## Exercise requirements
State how many lines in the material hold the string "down"; nothing besides that number is expected.
[Available records]
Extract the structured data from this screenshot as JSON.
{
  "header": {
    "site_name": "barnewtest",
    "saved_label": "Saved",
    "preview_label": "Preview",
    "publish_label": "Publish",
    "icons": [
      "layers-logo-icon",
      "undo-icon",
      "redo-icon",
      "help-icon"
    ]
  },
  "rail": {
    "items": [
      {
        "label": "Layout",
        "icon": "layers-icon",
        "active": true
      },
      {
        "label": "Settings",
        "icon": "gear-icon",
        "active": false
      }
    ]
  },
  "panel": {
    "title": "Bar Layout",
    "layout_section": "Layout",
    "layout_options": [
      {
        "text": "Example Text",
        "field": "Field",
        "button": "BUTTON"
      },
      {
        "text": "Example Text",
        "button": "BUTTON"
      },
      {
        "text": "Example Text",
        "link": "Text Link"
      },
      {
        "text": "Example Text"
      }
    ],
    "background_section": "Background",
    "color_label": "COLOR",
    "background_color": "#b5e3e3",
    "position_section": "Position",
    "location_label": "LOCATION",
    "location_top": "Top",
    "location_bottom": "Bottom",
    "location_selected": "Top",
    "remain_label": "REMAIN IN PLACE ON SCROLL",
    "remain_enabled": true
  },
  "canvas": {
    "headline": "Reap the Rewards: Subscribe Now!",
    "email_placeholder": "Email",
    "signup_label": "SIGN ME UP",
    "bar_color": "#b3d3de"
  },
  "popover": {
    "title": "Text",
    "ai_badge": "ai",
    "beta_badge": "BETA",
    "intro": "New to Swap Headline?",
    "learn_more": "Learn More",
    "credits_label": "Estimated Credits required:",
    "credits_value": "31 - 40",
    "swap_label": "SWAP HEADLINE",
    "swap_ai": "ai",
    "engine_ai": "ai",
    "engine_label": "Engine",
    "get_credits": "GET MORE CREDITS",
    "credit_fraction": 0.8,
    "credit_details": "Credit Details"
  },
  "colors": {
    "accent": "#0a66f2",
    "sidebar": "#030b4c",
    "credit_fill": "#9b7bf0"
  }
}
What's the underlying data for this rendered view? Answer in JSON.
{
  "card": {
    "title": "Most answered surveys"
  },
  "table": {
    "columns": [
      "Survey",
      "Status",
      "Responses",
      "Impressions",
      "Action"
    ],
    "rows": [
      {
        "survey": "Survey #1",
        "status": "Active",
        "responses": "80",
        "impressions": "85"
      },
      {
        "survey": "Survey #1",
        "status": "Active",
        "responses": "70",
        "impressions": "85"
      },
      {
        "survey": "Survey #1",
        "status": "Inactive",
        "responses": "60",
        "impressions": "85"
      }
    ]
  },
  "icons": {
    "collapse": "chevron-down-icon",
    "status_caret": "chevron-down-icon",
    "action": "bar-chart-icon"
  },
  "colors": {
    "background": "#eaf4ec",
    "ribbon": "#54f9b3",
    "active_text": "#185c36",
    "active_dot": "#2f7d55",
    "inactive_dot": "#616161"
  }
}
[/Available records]
## Exercise output
2